(Collected data entries)
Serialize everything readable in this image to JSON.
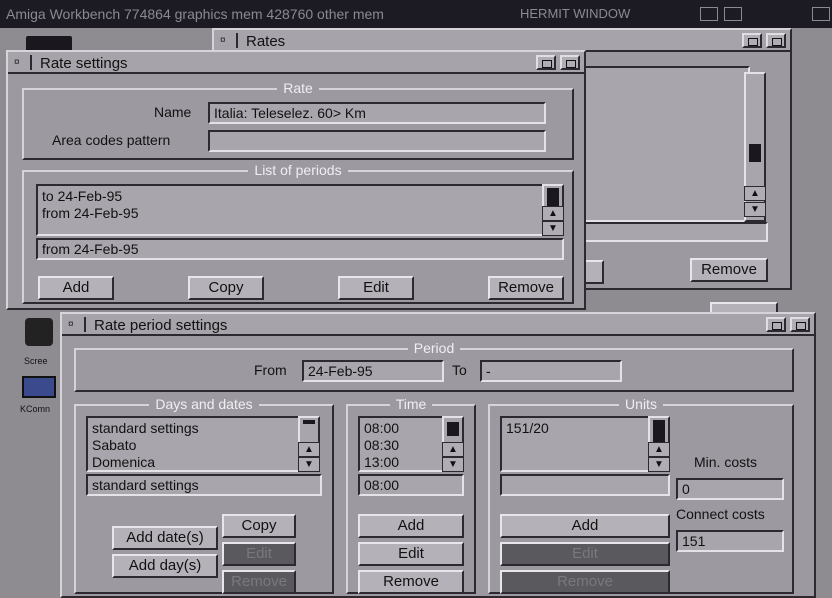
{
  "screen": {
    "title": "Amiga Workbench  774864 graphics mem  428760 other mem",
    "hermit": "HERMIT WINDOW"
  },
  "desktop_icons": {
    "icon1_label": "Scree",
    "icon2_label": "KComn"
  },
  "rates_window": {
    "title": "Rates",
    "remove_button": "Remove"
  },
  "rate_settings": {
    "title": "Rate settings",
    "rate_group": "Rate",
    "name_label": "Name",
    "name_value": "Italia: Teleselez. 60> Km",
    "area_label": "Area codes pattern",
    "area_value": "",
    "periods_group": "List of periods",
    "periods": [
      "to 24-Feb-95",
      "from 24-Feb-95"
    ],
    "selected_period": "from 24-Feb-95",
    "buttons": {
      "add": "Add",
      "copy": "Copy",
      "edit": "Edit",
      "remove": "Remove"
    }
  },
  "period_settings": {
    "title": "Rate period settings",
    "period_group": "Period",
    "from_label": "From",
    "from_value": "24-Feb-95",
    "to_label": "To",
    "to_value": "-",
    "days_group": "Days and dates",
    "days": [
      "standard settings",
      "Sabato",
      "Domenica"
    ],
    "days_selected": "standard settings",
    "days_buttons": {
      "add_dates": "Add date(s)",
      "add_days": "Add day(s)",
      "copy": "Copy",
      "edit": "Edit",
      "remove": "Remove"
    },
    "time_group": "Time",
    "times": [
      "08:00",
      "08:30",
      "13:00"
    ],
    "time_selected": "08:00",
    "time_buttons": {
      "add": "Add",
      "edit": "Edit",
      "remove": "Remove"
    },
    "units_group": "Units",
    "units": [
      "151/20"
    ],
    "units_selected": "",
    "min_costs_label": "Min. costs",
    "min_costs_value": "0",
    "connect_costs_label": "Connect costs",
    "connect_costs_value": "151",
    "units_buttons": {
      "add": "Add",
      "edit": "Edit",
      "remove": "Remove"
    }
  }
}
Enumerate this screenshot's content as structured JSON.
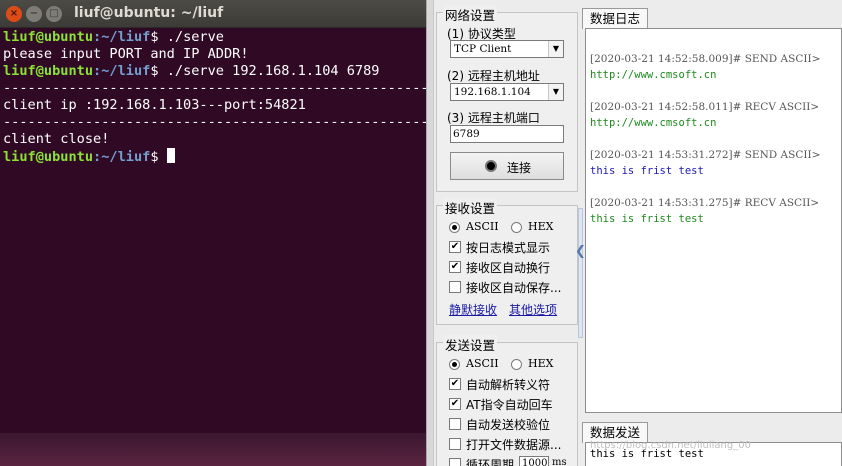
{
  "terminal": {
    "title": "liuf@ubuntu: ~/liuf",
    "close_glyph": "×",
    "min_glyph": "−",
    "max_glyph": "□",
    "user_host": "liuf@ubuntu",
    "path": ":~/liuf",
    "dollar": "$",
    "lines": [
      {
        "kind": "prompt",
        "cmd": " ./serve"
      },
      {
        "kind": "out",
        "text": "please input PORT and IP ADDR!"
      },
      {
        "kind": "prompt",
        "cmd": " ./serve 192.168.1.104 6789"
      },
      {
        "kind": "out",
        "text": "------------------------------------------------------------"
      },
      {
        "kind": "out",
        "text": "client ip :192.168.1.103---port:54821"
      },
      {
        "kind": "out",
        "text": "------------------------------------------------------------"
      },
      {
        "kind": "out",
        "text": "client close!"
      },
      {
        "kind": "prompt",
        "cmd": " "
      }
    ]
  },
  "network": {
    "title": "网络设置",
    "protocol_label": "(1) 协议类型",
    "protocol_value": "TCP Client",
    "host_label": "(2) 远程主机地址",
    "host_value": "192.168.1.104",
    "port_label": "(3) 远程主机端口",
    "port_value": "6789",
    "connect_label": "连接",
    "dropdown_glyph": "▼"
  },
  "receive": {
    "title": "接收设置",
    "ascii": "ASCII",
    "hex": "HEX",
    "check_glyph": "✔",
    "opt1": "按日志模式显示",
    "opt2": "接收区自动换行",
    "opt3": "接收区自动保存...",
    "link1": "静默接收",
    "link2": "其他选项"
  },
  "send": {
    "title": "发送设置",
    "ascii": "ASCII",
    "hex": "HEX",
    "opt1": "自动解析转义符",
    "opt2": "AT指令自动回车",
    "opt3": "自动发送校验位",
    "opt4": "打开文件数据源...",
    "opt5": "循环周期",
    "period": "1000",
    "unit": "ms"
  },
  "collapse_glyph": "❮",
  "log": {
    "tab": "数据日志",
    "entries": [
      {
        "head": "[2020-03-21 14:52:58.009]# SEND ASCII>",
        "body": "http://www.cmsoft.cn",
        "kind": "link"
      },
      {
        "head": "[2020-03-21 14:52:58.011]# RECV ASCII>",
        "body": "http://www.cmsoft.cn",
        "kind": "link"
      },
      {
        "head": "[2020-03-21 14:53:31.272]# SEND ASCII>",
        "body": "this is frist test",
        "kind": "send"
      },
      {
        "head": "[2020-03-21 14:53:31.275]# RECV ASCII>",
        "body": "this is frist test",
        "kind": "recv"
      }
    ]
  },
  "send_area": {
    "tab": "数据发送",
    "text": "this is frist test"
  },
  "watermark": "https://blog.csdn.net/liuliang_00"
}
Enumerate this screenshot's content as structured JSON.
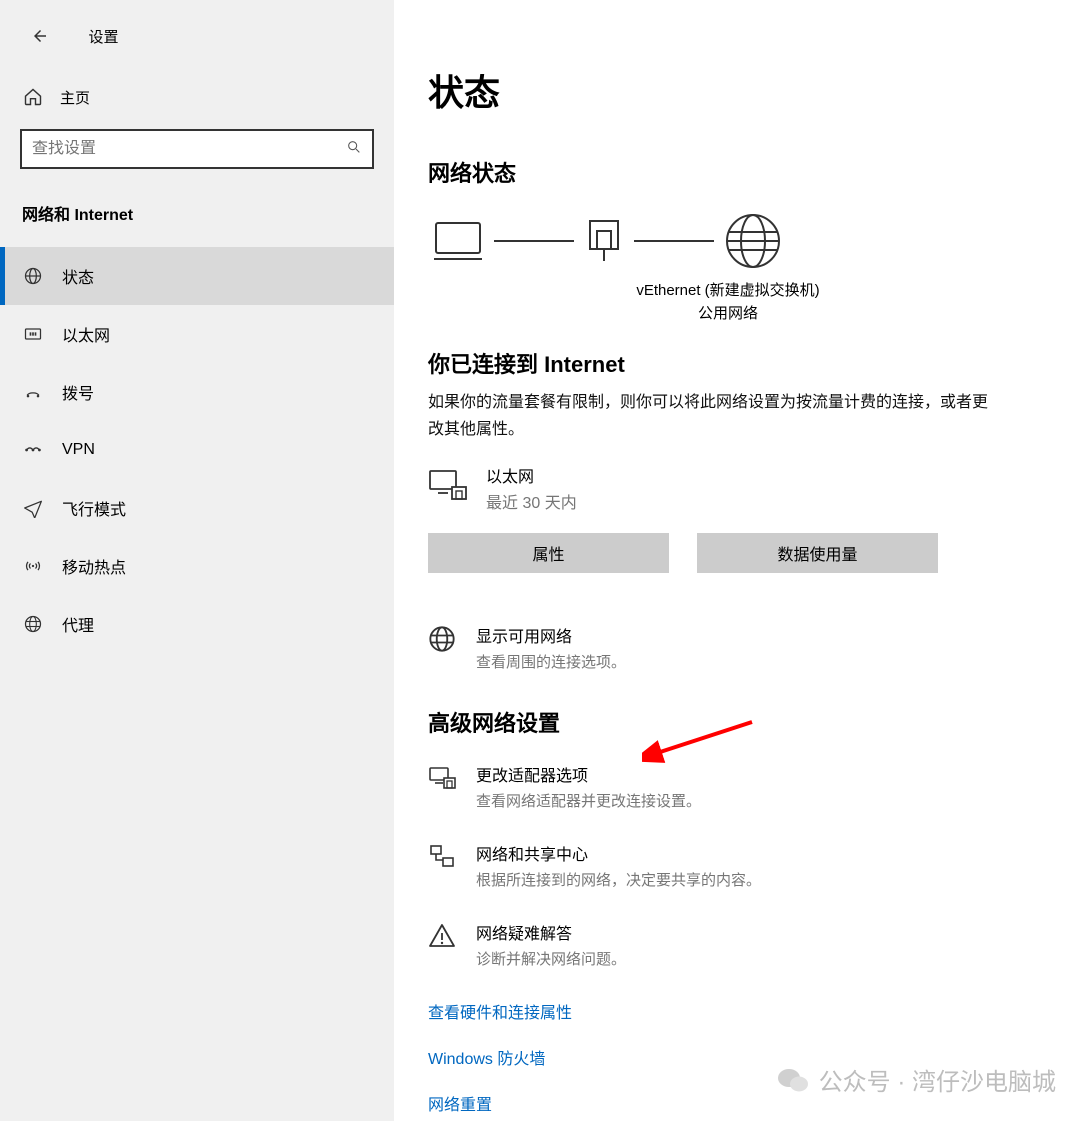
{
  "app": {
    "title": "设置"
  },
  "sidebar": {
    "home": "主页",
    "search_placeholder": "查找设置",
    "heading": "网络和 Internet",
    "items": [
      {
        "label": "状态",
        "active": true
      },
      {
        "label": "以太网",
        "active": false
      },
      {
        "label": "拨号",
        "active": false
      },
      {
        "label": "VPN",
        "active": false
      },
      {
        "label": "飞行模式",
        "active": false
      },
      {
        "label": "移动热点",
        "active": false
      },
      {
        "label": "代理",
        "active": false
      }
    ]
  },
  "main": {
    "page_title": "状态",
    "net_status_title": "网络状态",
    "diagram_adapter": "vEthernet (新建虚拟交换机)",
    "diagram_profile": "公用网络",
    "connected_title": "你已连接到 Internet",
    "connected_desc": "如果你的流量套餐有限制，则你可以将此网络设置为按流量计费的连接，或者更改其他属性。",
    "connection": {
      "name": "以太网",
      "sub": "最近 30 天内"
    },
    "btn_properties": "属性",
    "btn_usage": "数据使用量",
    "show_networks": {
      "title": "显示可用网络",
      "desc": "查看周围的连接选项。"
    },
    "adv_title": "高级网络设置",
    "adv_items": [
      {
        "title": "更改适配器选项",
        "desc": "查看网络适配器并更改连接设置。"
      },
      {
        "title": "网络和共享中心",
        "desc": "根据所连接到的网络，决定要共享的内容。"
      },
      {
        "title": "网络疑难解答",
        "desc": "诊断并解决网络问题。"
      }
    ],
    "links": [
      "查看硬件和连接属性",
      "Windows 防火墙",
      "网络重置"
    ]
  },
  "watermark": "公众号 · 湾仔沙电脑城"
}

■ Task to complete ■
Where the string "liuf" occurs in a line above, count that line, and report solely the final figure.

■ Finished task ■
3